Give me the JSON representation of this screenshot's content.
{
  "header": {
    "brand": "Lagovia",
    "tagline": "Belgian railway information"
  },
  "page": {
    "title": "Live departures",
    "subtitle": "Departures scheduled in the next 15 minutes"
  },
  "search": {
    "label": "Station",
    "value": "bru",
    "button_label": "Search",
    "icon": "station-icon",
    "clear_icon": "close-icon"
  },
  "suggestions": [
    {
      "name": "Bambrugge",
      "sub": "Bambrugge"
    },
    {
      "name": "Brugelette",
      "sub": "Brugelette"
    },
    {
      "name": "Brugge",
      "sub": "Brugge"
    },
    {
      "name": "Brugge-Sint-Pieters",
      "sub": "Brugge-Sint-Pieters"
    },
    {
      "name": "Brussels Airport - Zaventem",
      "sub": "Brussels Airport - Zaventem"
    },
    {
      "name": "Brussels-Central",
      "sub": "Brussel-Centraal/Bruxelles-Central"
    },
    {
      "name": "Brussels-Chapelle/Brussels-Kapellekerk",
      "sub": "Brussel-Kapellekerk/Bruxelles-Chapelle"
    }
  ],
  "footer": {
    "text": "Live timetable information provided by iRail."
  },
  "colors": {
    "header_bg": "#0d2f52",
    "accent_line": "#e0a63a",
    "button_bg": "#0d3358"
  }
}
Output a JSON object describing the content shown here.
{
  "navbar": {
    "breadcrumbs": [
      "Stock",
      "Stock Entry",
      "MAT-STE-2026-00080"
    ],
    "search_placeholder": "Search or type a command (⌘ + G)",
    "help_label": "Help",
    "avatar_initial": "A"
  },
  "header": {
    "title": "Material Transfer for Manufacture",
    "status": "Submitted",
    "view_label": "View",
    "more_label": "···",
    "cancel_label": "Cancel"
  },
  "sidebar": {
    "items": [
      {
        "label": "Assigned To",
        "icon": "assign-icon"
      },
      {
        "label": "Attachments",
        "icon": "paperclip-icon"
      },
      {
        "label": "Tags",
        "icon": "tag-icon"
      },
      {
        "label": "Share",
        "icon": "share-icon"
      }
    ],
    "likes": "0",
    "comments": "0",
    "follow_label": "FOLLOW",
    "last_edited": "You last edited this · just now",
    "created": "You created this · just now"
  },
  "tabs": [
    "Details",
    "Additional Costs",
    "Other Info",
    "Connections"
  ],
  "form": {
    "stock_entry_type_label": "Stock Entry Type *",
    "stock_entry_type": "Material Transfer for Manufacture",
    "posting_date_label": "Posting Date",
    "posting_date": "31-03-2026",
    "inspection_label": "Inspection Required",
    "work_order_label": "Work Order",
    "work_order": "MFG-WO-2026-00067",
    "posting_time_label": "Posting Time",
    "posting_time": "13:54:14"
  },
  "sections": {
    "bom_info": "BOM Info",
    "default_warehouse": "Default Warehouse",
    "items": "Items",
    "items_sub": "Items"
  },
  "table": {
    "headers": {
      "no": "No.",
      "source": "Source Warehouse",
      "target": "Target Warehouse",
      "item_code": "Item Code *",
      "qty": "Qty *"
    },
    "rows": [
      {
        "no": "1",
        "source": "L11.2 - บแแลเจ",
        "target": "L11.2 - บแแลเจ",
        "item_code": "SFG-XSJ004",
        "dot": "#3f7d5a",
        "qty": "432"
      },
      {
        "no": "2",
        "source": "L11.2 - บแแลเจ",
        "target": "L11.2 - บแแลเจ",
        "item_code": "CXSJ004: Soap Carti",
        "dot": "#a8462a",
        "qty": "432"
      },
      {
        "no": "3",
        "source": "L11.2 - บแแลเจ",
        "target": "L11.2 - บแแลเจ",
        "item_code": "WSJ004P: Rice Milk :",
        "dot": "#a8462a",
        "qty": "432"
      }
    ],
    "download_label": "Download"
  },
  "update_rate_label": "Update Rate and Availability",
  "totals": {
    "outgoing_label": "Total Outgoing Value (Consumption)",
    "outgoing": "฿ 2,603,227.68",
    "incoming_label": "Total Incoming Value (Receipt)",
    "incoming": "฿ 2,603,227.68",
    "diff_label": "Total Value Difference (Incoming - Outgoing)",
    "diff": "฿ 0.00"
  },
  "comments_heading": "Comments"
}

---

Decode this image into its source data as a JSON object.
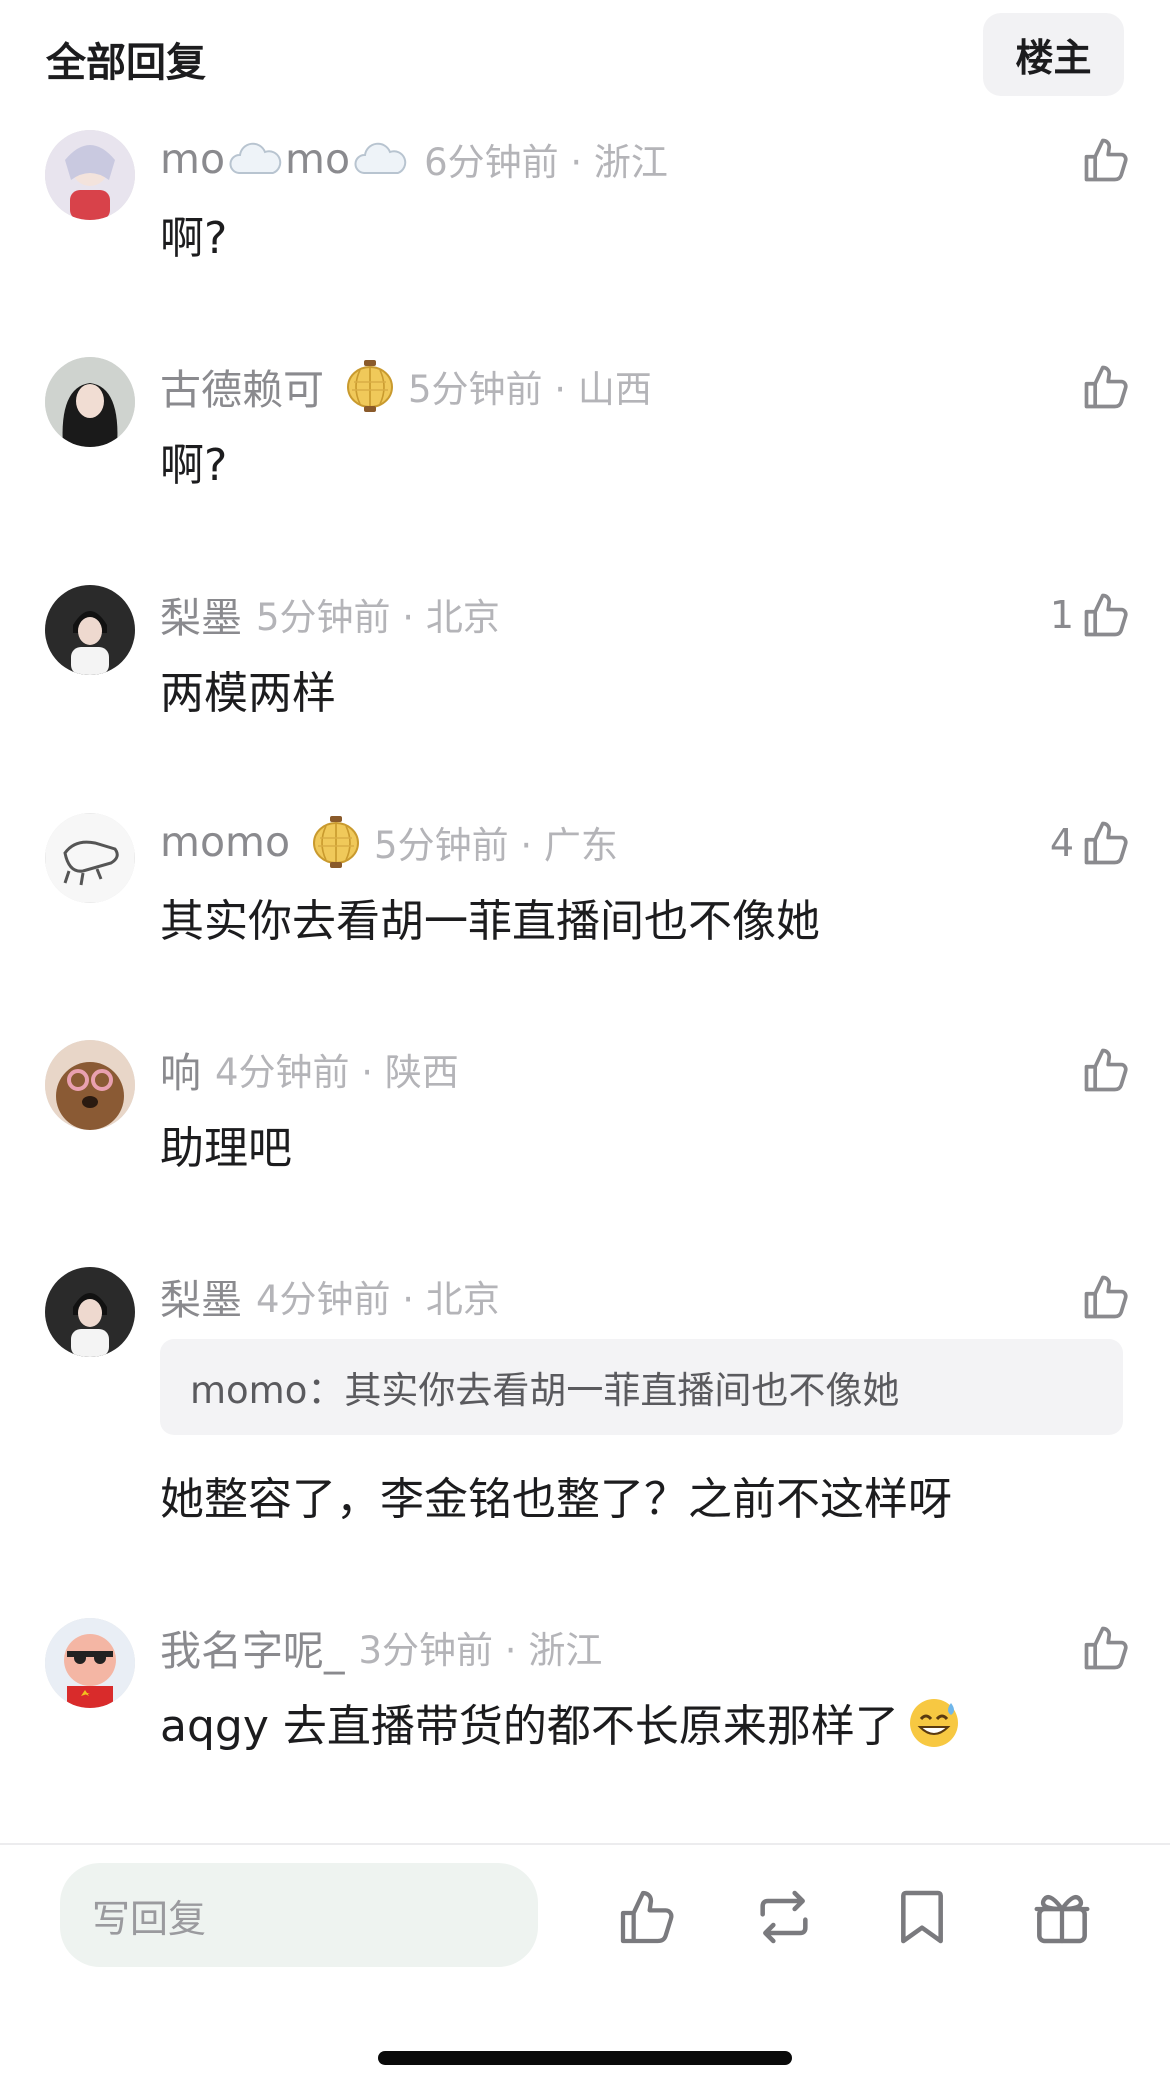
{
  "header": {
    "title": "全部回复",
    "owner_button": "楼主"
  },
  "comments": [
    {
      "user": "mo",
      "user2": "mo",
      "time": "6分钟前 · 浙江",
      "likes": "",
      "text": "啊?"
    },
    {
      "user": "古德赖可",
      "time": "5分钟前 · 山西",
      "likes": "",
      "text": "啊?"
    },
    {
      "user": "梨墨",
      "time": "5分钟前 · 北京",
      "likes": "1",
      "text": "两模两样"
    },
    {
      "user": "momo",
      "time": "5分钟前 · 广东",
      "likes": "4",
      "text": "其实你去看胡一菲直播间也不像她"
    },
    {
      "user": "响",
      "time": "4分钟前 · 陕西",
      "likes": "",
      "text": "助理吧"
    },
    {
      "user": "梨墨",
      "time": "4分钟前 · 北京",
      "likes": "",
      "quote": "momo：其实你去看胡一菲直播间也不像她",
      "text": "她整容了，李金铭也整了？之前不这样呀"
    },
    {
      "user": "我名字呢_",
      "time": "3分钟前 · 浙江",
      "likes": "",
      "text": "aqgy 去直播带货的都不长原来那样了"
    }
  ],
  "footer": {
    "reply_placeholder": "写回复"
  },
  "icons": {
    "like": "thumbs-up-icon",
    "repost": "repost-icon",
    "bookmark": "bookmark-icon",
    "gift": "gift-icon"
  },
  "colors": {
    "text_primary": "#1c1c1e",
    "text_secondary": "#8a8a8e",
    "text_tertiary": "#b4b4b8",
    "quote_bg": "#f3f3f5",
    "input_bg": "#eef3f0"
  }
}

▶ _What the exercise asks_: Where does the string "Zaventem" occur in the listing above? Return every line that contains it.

▶ _Answer section_:
      "name": "Brussels Airport - Zaventem",
      "sub": "Brussels Airport - Zaventem"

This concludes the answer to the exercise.